Quoted by Inside Sources

I was quoted by Inside Sources on the topic of tobacco harm reduction in the European Union. You can read the quote below, or find the full article here.

Vous n’êtes pas assez intelligent pour comprendre le mot “végétarien”

Pour le Parlement européen, les consommateurs pourraient être trompés par le marquage ambiguë de certains produits. Le comité de l’agriculture du Parlement européen (AGRI) a soutenu l’amendement de compromis n°41 le 1er avril. Ce texte demande l’interdiction de nommer des produits alimentaires à base de plantes avec des appellations faisant référence à de la viande […]

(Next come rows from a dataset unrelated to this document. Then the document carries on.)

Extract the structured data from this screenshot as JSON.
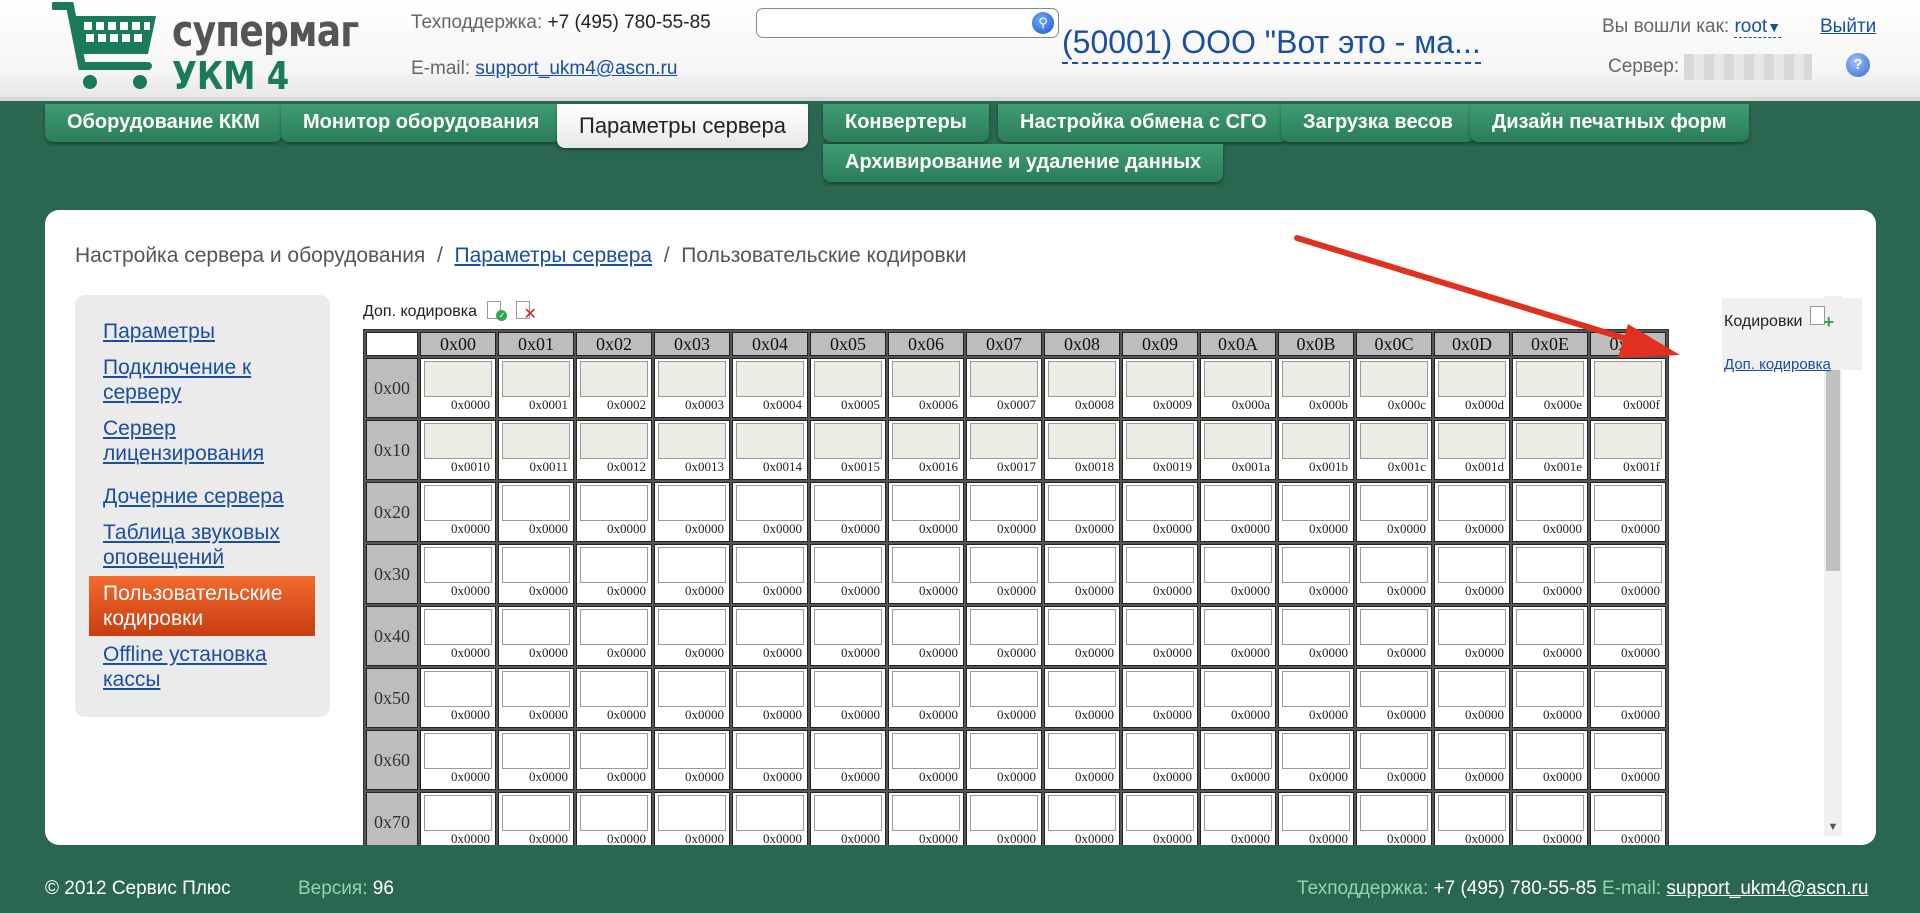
{
  "header": {
    "logo_line1": "супермаг",
    "logo_line2": "УКМ 4",
    "support_label": "Техподдержка:",
    "support_phone": "+7 (495) 780-55-85",
    "email_label": "E-mail:",
    "email": "support_ukm4@ascn.ru",
    "search_value": "",
    "org_name": "(50001) ООО \"Вот это - ма...",
    "user_label": "Вы вошли как:",
    "user": "root",
    "logout": "Выйти",
    "server_label": "Сервер:"
  },
  "tabs": [
    {
      "label": "Оборудование ККМ"
    },
    {
      "label": "Монитор оборудования"
    },
    {
      "label": "Параметры сервера"
    },
    {
      "label": "Конвертеры"
    },
    {
      "label": "Настройка обмена с СГО"
    },
    {
      "label": "Загрузка весов"
    },
    {
      "label": "Дизайн печатных форм"
    },
    {
      "label": "Архивирование и удаление данных"
    }
  ],
  "active_tab": "Параметры сервера",
  "breadcrumb": {
    "root": "Настройка сервера и оборудования",
    "sep": "/",
    "parent": "Параметры сервера",
    "current": "Пользовательские кодировки"
  },
  "sidebar": {
    "items": [
      {
        "label": "Параметры"
      },
      {
        "label": "Подключение к серверу"
      },
      {
        "label": "Сервер лицензирования"
      },
      {
        "label": "Дочерние сервера"
      },
      {
        "label": "Таблица звуковых оповещений"
      },
      {
        "label": "Пользовательские кодировки",
        "active": true
      },
      {
        "label": "Offline установка кассы"
      }
    ]
  },
  "encoding": {
    "title": "Доп. кодировка",
    "col_headers": [
      "0x00",
      "0x01",
      "0x02",
      "0x03",
      "0x04",
      "0x05",
      "0x06",
      "0x07",
      "0x08",
      "0x09",
      "0x0A",
      "0x0B",
      "0x0C",
      "0x0D",
      "0x0E",
      "0x0F"
    ],
    "row_headers": [
      "0x00",
      "0x10",
      "0x20",
      "0x30",
      "0x40",
      "0x50",
      "0x60",
      "0x70"
    ],
    "rows": [
      [
        "0x0000",
        "0x0001",
        "0x0002",
        "0x0003",
        "0x0004",
        "0x0005",
        "0x0006",
        "0x0007",
        "0x0008",
        "0x0009",
        "0x000a",
        "0x000b",
        "0x000c",
        "0x000d",
        "0x000e",
        "0x000f"
      ],
      [
        "0x0010",
        "0x0011",
        "0x0012",
        "0x0013",
        "0x0014",
        "0x0015",
        "0x0016",
        "0x0017",
        "0x0018",
        "0x0019",
        "0x001a",
        "0x001b",
        "0x001c",
        "0x001d",
        "0x001e",
        "0x001f"
      ],
      [
        "0x0000",
        "0x0000",
        "0x0000",
        "0x0000",
        "0x0000",
        "0x0000",
        "0x0000",
        "0x0000",
        "0x0000",
        "0x0000",
        "0x0000",
        "0x0000",
        "0x0000",
        "0x0000",
        "0x0000",
        "0x0000"
      ],
      [
        "0x0000",
        "0x0000",
        "0x0000",
        "0x0000",
        "0x0000",
        "0x0000",
        "0x0000",
        "0x0000",
        "0x0000",
        "0x0000",
        "0x0000",
        "0x0000",
        "0x0000",
        "0x0000",
        "0x0000",
        "0x0000"
      ],
      [
        "0x0000",
        "0x0000",
        "0x0000",
        "0x0000",
        "0x0000",
        "0x0000",
        "0x0000",
        "0x0000",
        "0x0000",
        "0x0000",
        "0x0000",
        "0x0000",
        "0x0000",
        "0x0000",
        "0x0000",
        "0x0000"
      ],
      [
        "0x0000",
        "0x0000",
        "0x0000",
        "0x0000",
        "0x0000",
        "0x0000",
        "0x0000",
        "0x0000",
        "0x0000",
        "0x0000",
        "0x0000",
        "0x0000",
        "0x0000",
        "0x0000",
        "0x0000",
        "0x0000"
      ],
      [
        "0x0000",
        "0x0000",
        "0x0000",
        "0x0000",
        "0x0000",
        "0x0000",
        "0x0000",
        "0x0000",
        "0x0000",
        "0x0000",
        "0x0000",
        "0x0000",
        "0x0000",
        "0x0000",
        "0x0000",
        "0x0000"
      ],
      [
        "0x0000",
        "0x0000",
        "0x0000",
        "0x0000",
        "0x0000",
        "0x0000",
        "0x0000",
        "0x0000",
        "0x0000",
        "0x0000",
        "0x0000",
        "0x0000",
        "0x0000",
        "0x0000",
        "0x0000",
        "0x0000"
      ]
    ],
    "fixed_rows": 2
  },
  "encodings_panel": {
    "title": "Кодировки",
    "items": [
      "Доп. кодировка"
    ]
  },
  "footer": {
    "copyright": "© 2012 Сервис Плюс",
    "version_label": "Версия:",
    "version": "96",
    "support_label": "Техподдержка:",
    "support_phone": "+7 (495) 780-55-85",
    "email_label": "E-mail:",
    "email": "support_ukm4@ascn.ru"
  },
  "colors": {
    "background": "#2b6650",
    "tab": "#3f9c72",
    "link": "#1a4fa0",
    "active_sidebar": "#e8581f",
    "annotation_arrow": "#e03020"
  },
  "icons": [
    "cart-logo-icon",
    "search-icon",
    "dropdown-arrow-icon",
    "help-icon",
    "save-encoding-icon",
    "delete-encoding-icon",
    "add-encoding-icon",
    "scroll-up-icon",
    "scroll-down-icon"
  ]
}
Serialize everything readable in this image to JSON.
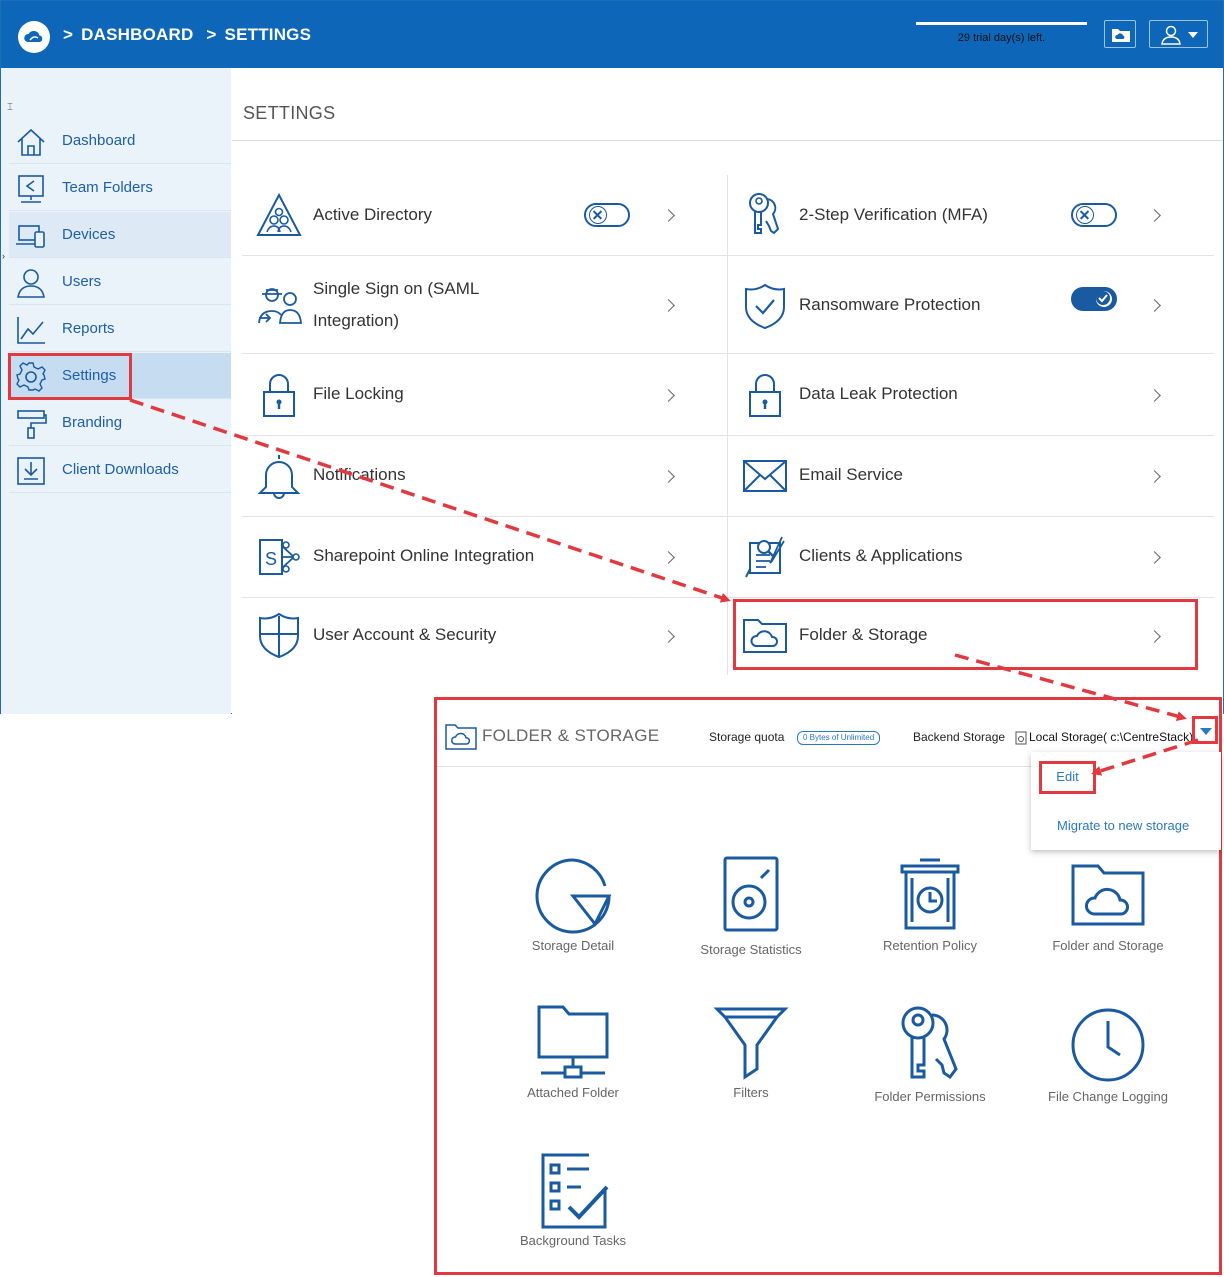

Contribution in Politico on public health

The magazine Politico asked me to contribute to a health policy debate for both their online and magazine publication. The contribution were made under following headline: HEALTH CARE 2024 How to solve Europe’s obesity problem Experts tackle the bloc’s crisis of lifestyle diseases. Life expectancy in Europe is steadily increasing. But the World Health Organization […]

La 5G nous rappelle l’importance de la vie privée des consommateurs

Cet article a été co-écrit avec Mikołaj Barczentewicz. Presque tous les jours, nous entendons parler de nouveaux cas de vol d’identité, de criminalité financière et d’autres formes d’attaques ou d’ingérence malveillante. Les manquements de sécurité chez British Airways et Marriott/Starwood en 2018 ont compromis les données privées de centaines de millions de clients.

The European Parliament thinks you’re too stupid to know that a veggie-burger doesn’t contain meat

“Consumer Protection” The European Parliament Agriculture Committee (AGRI) supported compromise Amendment Number 41 on April 1. The amendment calls for a ban on denominations of plant-based food products as containing meat or dairy products. In essence, names such as “veggie burger” or “soy milk” would not be allowed anymore, as they mislead consumers into believing […]

What advertising bans get wrong about consumer behaviour

Advertising bans are increasingly relevant in political debate, with some countries having already establishes rules that don’t allow for “junk food” advertising. But these proposals are all based on the assumptions that consumers are buying goods that they never would have wanted otherwise.